Dez Skinn was a hugely popular presence around the venue all weekend, holding court in the bar and telling so many anecdotes that we feared he might have little left to say during his interview on Sunday at 1 pm (allotted time shifted from 10 am since, as Mr. Skinn pointed out himself, "the bar is open on Saturday night..."). We shouldn't have worried, since Dez has a fund of stories and could have easily spent several hours chatting. I was allocated as his interviewer and had a grand time, laughing along with an enthusiastic crowd as Dez related tales of the publishing game and his adventures on House of Hammer, Monster Mag, Starburst and Doctor Who Weekly. As he had pointed out to me during a breakfast chat, as a non-filmmaker or actor he felt a bit out of place within the guest line-up, but this was all to our benefit as we were able to discuss science fiction, horror and fantasy film from a slightly different angle. A yarn about Leo Baxendale's trousers brought the house down, while my query about the photo of Koo Stark in a sheer negligee on Dez's website led to a tangled and equally hilarious story involving the royal family and the renaming of Dez's comic shop from 'Weird Fantasy' to 'Quality Comics'.
As ever, the camaraderie and barroom chat provided the true soul of the festival - various groups of friends and acquaintances meeting up, in some cases for the only occasion this year, to discuss films and TV, swap stories, update one another on exciting personal projects etc. Many of the regular contributors to Eric McNaughton's popular fanzine We Belong Dead were attending, for instance - that particular throng was joined by visitors from the United States this year, in the form of writer/critic Kevin Nickelson (a whopping 6-foot 9 or thereabouts) and his only slightly less tall husband Ronnie. They seemed to immediately join in with the spirit of the fest and have promised to return next time. Speaking of American travellers, we were all astonished when Jesse Wells turned up at the hotel just as everyone was packed and ready to depart on the Monday morning - in his guise as 'Count Dread', Jesse had been a mainstay of the event several years ago, a flamboyant and entertaining presence, and he had intended to surprise us with an appearance this year, though flight delays resulted in him arriving right at the tail end as most of us were shuffling out of the door. I hope he tries to make it over again next year - always welcome.

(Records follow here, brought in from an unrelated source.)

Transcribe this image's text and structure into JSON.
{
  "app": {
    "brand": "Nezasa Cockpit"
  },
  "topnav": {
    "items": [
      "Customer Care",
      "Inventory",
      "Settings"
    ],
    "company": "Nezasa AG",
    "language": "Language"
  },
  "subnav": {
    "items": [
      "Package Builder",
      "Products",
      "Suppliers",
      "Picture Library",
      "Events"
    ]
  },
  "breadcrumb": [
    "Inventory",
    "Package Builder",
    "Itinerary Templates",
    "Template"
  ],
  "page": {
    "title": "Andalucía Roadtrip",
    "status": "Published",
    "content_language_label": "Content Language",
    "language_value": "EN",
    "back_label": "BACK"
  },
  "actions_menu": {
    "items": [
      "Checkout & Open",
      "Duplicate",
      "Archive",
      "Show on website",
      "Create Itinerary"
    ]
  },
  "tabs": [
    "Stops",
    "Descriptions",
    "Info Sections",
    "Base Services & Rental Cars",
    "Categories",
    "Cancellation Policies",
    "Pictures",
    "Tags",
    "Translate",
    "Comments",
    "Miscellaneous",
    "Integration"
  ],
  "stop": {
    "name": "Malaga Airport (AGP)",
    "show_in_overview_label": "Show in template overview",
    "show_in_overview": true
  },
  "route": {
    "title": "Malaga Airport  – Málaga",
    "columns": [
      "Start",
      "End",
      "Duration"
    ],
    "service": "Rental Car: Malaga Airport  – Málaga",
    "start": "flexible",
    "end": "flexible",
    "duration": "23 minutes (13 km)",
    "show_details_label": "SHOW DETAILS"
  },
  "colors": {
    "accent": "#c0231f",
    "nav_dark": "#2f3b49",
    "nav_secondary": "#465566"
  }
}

The major news is that Gil Lane-Young has decided to end his involvement with the Festival after the 30th event in late 2019. Gil, Tony Edwards (who was present for most of the weekend, and who I'm happy to report was looking in better health than he has for quite some time), and their never-to-be-forgotten cohorts Dave Trengove and Harry Nadler, all put so much effort into establishing and maintaining the Festival of Fantastic Films, and we salute them and everyone else involved over the decades. Do make an effort to get to next year's Fest, the very last under Gil's tenure. As for the future of this unique shindig... watch this space!
Review of the previous year's Fest here.